The origins of the wine glass cannot be fully appreciated without a look at what began in Venice, Italy. Around 1000 AD, the Venetians brought back the knowledge of glass making from the Near East and by the thirteenth-century, Venice had become the center of the glass universe. On the nearby island of Murano, glassmakers were the most prominent citizens and it was here that the Venetian art form was perfected. By the late 1500’s, the fame of Venetian glass had spread throughout Europe and many Venetians established themselves in foreign countries utilizing the techniques their people had perfected.
The earliest surviving English wine glasses are diamond-engraved glasses produced near the late 1500’s by Jacopo Verzelini, a Venetian glass maker who was given a royal privilege for glass making in 1575. The façon de Venise (Venetian Fashion) was an extremely important selling line in European glasshouses. By the end of the seventeenth-century the prestige of Venetian glass had declined but not before an entire industry had been created. Every country had begun producing their own versions of glasses in the Venetian style.
Successful glassmakers required a lot of wood in order to heat up and melt their glass. As a result, many migrated to forested areas like that of northern Bohemia where Johann Christoph Riedel was born in 1678. This was a favorable area for glassmaking and where he learned the trade. The Riedel name is now synonymous with fine glassware. The company has been a family run business through 11 generations.
Plain straight stems gained popularity around 1740, with air twist stems being introduced about the same time. Ten years later, a twist incised on the exterior of the stem became popular. Quality crystal wine glasses were being produced in France near the end of the eighteenth-century. Cordial glasses in the eighteenth-century had bowls of the same shapes that were typical for wine glasses, but they were much smaller, holding about one ounce.

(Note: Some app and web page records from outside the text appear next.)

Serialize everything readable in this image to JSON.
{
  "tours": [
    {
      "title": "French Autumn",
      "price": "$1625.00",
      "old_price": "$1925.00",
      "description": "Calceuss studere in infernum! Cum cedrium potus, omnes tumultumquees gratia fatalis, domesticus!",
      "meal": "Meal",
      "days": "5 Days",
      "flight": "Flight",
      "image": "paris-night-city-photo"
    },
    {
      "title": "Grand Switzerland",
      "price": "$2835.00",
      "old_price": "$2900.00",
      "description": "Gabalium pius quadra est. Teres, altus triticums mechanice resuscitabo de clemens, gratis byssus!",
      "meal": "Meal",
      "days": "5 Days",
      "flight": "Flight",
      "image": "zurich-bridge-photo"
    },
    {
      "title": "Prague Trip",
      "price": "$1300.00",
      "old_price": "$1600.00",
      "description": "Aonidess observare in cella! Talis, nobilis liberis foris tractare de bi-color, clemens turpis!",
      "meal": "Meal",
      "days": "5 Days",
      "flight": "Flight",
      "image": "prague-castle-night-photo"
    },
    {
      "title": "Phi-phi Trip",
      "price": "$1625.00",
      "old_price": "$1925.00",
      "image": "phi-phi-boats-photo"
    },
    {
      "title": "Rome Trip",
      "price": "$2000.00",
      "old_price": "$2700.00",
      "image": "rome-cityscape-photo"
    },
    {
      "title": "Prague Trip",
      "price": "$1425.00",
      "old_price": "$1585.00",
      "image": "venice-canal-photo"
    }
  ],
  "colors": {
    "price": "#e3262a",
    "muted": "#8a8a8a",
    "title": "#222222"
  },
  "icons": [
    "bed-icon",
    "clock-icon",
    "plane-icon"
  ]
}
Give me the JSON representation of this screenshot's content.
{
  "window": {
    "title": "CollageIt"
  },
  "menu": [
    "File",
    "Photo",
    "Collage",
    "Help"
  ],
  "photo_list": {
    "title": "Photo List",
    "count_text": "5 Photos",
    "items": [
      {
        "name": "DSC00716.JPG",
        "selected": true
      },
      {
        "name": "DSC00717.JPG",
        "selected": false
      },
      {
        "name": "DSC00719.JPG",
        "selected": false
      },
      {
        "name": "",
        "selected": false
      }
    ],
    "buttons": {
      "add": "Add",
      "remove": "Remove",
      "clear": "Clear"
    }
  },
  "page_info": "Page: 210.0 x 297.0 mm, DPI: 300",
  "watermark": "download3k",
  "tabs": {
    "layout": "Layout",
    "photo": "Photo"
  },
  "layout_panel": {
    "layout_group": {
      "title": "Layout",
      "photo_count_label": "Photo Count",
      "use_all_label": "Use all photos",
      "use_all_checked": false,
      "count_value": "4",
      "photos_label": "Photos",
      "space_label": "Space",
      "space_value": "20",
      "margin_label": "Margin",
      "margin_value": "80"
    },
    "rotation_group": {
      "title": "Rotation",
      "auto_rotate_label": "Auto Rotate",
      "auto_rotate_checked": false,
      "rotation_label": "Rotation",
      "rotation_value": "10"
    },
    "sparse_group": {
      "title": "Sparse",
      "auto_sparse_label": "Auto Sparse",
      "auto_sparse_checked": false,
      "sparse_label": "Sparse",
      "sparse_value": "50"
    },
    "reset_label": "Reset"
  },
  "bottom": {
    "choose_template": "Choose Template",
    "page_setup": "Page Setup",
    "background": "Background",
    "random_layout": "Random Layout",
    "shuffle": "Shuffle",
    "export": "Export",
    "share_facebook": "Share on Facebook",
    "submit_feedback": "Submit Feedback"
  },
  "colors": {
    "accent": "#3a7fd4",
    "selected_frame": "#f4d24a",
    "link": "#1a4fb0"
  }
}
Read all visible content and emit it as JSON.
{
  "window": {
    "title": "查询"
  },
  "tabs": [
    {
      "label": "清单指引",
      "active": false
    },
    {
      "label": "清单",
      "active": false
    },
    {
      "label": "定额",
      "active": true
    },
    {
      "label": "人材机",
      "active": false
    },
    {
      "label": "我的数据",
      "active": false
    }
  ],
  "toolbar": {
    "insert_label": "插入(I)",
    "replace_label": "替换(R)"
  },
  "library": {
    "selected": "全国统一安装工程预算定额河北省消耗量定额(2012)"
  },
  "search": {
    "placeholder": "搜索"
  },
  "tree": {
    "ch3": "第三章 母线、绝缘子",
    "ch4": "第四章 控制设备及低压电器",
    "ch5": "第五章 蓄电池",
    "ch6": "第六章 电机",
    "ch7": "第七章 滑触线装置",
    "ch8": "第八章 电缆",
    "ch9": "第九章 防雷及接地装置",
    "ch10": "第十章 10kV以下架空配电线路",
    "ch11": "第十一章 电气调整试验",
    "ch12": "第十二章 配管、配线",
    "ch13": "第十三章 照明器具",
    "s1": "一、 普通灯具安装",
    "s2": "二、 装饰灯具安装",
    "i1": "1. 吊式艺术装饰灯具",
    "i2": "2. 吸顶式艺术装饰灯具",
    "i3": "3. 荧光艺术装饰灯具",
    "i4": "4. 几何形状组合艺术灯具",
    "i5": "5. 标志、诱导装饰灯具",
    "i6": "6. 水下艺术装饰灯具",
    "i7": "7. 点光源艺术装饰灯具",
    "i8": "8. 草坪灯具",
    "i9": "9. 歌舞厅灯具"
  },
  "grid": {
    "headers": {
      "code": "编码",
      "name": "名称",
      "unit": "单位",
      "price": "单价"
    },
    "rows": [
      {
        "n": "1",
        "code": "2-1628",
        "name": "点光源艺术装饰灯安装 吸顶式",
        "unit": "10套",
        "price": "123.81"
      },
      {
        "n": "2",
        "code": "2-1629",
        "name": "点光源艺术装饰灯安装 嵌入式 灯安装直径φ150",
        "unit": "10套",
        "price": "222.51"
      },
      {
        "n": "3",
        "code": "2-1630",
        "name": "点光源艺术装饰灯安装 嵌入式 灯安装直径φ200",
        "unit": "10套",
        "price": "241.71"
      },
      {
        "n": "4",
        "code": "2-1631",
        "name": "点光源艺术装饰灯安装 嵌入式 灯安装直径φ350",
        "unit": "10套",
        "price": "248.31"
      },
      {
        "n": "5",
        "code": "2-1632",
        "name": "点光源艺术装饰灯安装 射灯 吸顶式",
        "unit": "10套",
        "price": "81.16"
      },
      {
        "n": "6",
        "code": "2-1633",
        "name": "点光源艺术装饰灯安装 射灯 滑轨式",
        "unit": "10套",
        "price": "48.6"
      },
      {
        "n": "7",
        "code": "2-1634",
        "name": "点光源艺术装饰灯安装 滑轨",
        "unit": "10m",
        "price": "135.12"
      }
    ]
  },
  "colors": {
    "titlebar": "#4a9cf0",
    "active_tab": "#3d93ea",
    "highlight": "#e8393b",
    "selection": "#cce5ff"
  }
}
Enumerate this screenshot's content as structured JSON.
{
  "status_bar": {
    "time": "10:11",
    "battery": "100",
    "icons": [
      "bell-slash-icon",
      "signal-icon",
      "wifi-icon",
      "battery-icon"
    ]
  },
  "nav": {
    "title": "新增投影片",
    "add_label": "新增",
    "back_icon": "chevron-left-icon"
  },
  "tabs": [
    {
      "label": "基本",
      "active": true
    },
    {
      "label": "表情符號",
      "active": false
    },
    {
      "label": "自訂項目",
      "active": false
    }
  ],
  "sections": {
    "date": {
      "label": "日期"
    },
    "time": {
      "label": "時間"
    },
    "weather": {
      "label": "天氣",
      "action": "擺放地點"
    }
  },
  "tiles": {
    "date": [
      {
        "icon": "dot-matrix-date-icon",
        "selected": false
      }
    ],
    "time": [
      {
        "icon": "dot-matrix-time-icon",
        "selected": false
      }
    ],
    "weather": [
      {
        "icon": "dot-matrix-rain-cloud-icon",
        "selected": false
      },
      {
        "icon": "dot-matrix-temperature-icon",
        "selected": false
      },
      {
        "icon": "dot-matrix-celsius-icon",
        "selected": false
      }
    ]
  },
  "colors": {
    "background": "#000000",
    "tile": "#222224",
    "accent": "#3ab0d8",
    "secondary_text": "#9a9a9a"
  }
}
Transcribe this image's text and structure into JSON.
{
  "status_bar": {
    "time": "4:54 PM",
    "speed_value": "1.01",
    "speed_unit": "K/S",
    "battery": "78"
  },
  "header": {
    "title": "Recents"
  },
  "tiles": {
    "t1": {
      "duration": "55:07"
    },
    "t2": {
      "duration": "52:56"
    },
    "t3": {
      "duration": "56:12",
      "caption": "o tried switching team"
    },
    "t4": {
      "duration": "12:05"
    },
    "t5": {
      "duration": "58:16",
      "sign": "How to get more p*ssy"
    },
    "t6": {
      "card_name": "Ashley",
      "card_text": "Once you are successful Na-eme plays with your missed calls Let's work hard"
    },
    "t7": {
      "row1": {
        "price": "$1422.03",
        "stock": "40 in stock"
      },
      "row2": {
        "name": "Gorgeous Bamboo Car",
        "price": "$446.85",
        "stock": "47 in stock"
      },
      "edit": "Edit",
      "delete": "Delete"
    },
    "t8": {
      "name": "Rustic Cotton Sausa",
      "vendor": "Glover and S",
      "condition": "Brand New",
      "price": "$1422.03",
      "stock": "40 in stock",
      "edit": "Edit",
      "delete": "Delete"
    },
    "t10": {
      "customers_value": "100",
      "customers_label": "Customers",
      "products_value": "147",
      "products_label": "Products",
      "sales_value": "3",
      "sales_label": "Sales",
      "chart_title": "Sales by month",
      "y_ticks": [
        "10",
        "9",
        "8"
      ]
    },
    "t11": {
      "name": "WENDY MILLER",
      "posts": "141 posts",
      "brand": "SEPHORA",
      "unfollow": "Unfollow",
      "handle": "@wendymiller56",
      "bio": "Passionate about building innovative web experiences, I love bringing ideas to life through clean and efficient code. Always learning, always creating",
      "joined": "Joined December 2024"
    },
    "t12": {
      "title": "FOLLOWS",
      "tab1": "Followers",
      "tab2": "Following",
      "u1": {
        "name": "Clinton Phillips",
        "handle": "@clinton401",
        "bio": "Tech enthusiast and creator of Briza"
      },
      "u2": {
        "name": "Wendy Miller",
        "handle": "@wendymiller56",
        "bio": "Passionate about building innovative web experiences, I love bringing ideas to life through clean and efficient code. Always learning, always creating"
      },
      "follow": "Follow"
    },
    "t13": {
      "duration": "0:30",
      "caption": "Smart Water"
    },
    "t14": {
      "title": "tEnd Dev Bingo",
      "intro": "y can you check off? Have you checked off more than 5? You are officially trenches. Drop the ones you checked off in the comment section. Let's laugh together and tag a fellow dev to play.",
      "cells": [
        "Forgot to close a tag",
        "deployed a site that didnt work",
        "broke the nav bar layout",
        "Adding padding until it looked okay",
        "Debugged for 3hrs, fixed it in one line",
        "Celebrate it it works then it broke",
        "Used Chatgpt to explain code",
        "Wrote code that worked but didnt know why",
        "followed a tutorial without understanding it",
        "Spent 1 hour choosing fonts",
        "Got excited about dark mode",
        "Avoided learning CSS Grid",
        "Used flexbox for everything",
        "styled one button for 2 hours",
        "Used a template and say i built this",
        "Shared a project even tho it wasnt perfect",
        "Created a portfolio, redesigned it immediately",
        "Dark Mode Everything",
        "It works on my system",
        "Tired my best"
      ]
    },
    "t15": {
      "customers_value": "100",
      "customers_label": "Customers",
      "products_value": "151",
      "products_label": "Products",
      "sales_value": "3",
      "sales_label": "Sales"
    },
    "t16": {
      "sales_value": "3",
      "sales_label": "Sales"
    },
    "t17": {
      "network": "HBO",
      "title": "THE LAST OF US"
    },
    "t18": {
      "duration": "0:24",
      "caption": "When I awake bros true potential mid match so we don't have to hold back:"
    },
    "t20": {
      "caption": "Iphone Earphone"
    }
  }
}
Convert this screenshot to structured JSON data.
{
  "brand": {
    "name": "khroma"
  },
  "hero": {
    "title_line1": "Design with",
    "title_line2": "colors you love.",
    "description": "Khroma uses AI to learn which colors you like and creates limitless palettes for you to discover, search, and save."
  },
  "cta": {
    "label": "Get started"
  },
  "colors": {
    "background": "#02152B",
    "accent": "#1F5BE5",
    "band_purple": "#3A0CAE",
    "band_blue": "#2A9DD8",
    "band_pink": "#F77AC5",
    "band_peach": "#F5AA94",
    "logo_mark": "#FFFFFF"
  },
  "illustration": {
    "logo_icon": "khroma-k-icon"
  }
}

Toastmaster’s glasses were made with a thicker bottom and walls so that they would hold less. A toastmaster had to drain every glass and still be able to remain standing till all toasts were completed. Wine glasses during the nineteenth-century were often produced in sets – with a dozen each of port and sherry, burgundy and claret, champagne glasses and liqueur glasses.
The second half of the twentieth-century brought the advent of specifically shaped glasses for every variety of wine. In 1973, Riedel introduced their hand-made Sommelier series of ten different sizes of glasses which has since expanded into an all-embracing, state-of-the-art wine glass collection. The future of the wine glass looks clear – the nuances of the world’s wines can be appreciated and enjoyed like no other time in history.